The content they create is all about helping their customers to understand trends, best practices and the ‘How-To’ guides that once again focus on adding value for their customers, not revenue extraction. These include regular blog posts, webinars and email updates with great insights that I look forward to each week.
If you’re a time-poor or smaller business, creating a library of great content may seem overwhelming at first. Start with an editorial calendar and work how much content is feasible for you to create. Don’t forget you can re-purpose a blog post into an email newsletter, a Facebook post into a tweet – if the content is good, it will keep people engaged across a variety of channels.
Small steps go a long way
Regardless of the long-term customer engagement model you build, starting small can go a long way.
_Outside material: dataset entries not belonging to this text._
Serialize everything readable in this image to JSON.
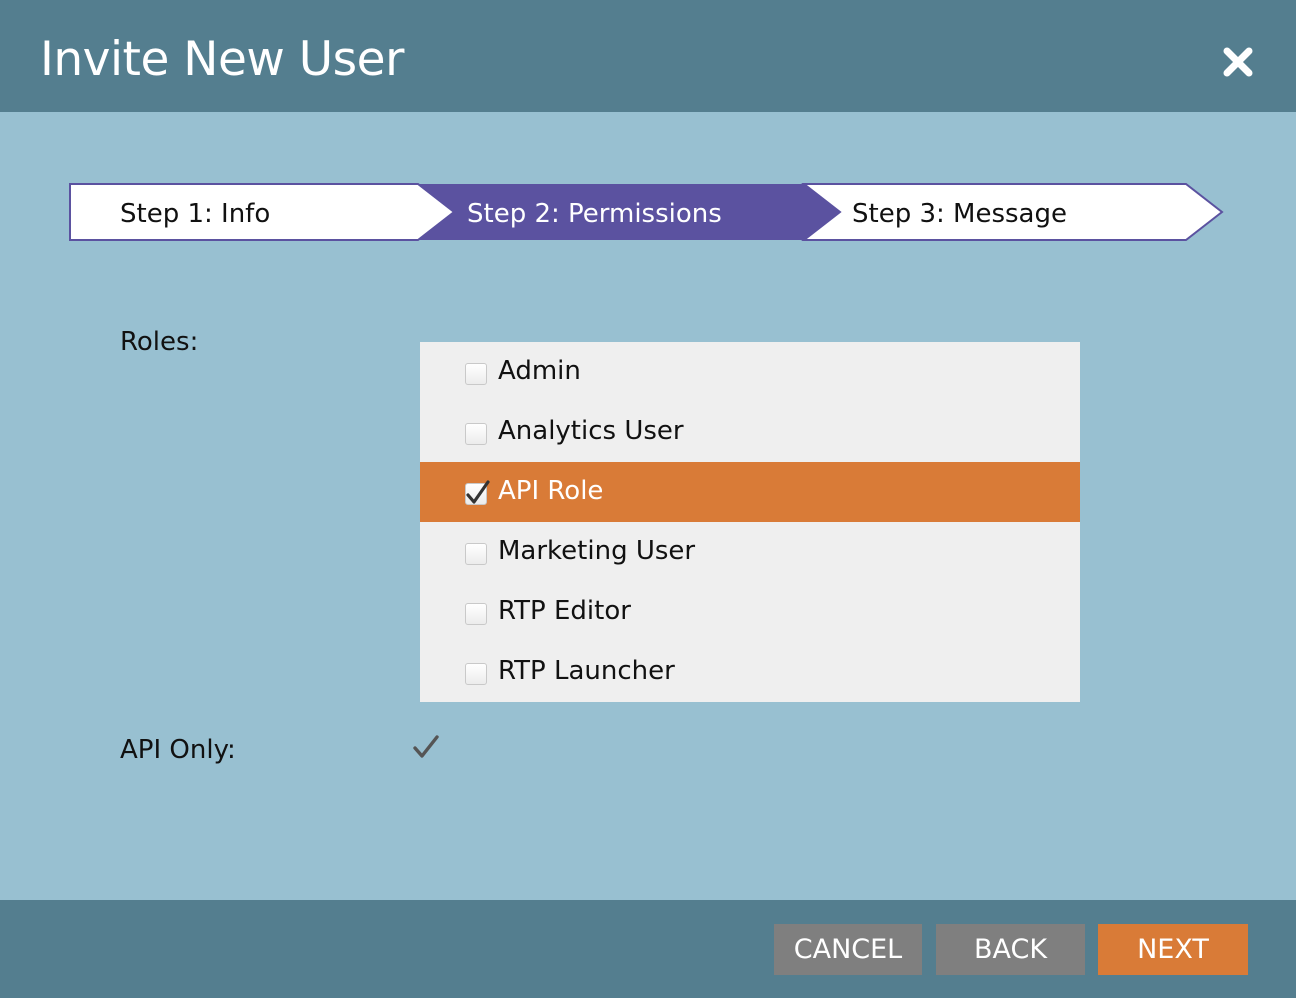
{
  "dialog": {
    "title": "Invite New User",
    "close_icon": "close-icon"
  },
  "wizard": {
    "steps": [
      {
        "label": "Step 1: Info",
        "state": "completed"
      },
      {
        "label": "Step 2: Permissions",
        "state": "active"
      },
      {
        "label": "Step 3: Message",
        "state": "upcoming"
      }
    ],
    "colors": {
      "active": "#5b52a0",
      "inactive": "#ffffff"
    }
  },
  "form": {
    "roles_label": "Roles:",
    "roles": [
      {
        "label": "Admin",
        "checked": false,
        "selected": false
      },
      {
        "label": "Analytics User",
        "checked": false,
        "selected": false
      },
      {
        "label": "API Role",
        "checked": true,
        "selected": true
      },
      {
        "label": "Marketing User",
        "checked": false,
        "selected": false
      },
      {
        "label": "RTP Editor",
        "checked": false,
        "selected": false
      },
      {
        "label": "RTP Launcher",
        "checked": false,
        "selected": false
      }
    ],
    "api_only_label": "API Only:",
    "api_only_checked": true
  },
  "footer": {
    "cancel_label": "CANCEL",
    "back_label": "BACK",
    "next_label": "NEXT"
  },
  "colors": {
    "header": "#547e8f",
    "body": "#98c0d1",
    "accent": "#d97b37",
    "button_gray": "#7f7f7f"
  }
}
One of the easiest ways to deliver exceptional customer experience is to see where you can provide an aspect of your product or service for free. The now-free luggage carts at LAX is a great example. If you’re big on travel like I am and having been through LAX too often for my own liking, I became used to lowering my expectations. However, expecting I’d have pay for the carts meant I was pleasantly surprised when they no longer charged for them. This is less about discounts and cheap wins; it’s more about the value add. It’s about knowing when to absorb the expense to go beyond your customers’ expectations and deliver a great experience.
Ultimately whatever customer experience strategies you employ, be consistent – think about the brand messaging you employ, your customers’ end-to-end experience from their very first interaction and the various departments these customers will move through. Give them a consistent (and exceptional) experience and you’ll be rewarded with their trust and loyalty.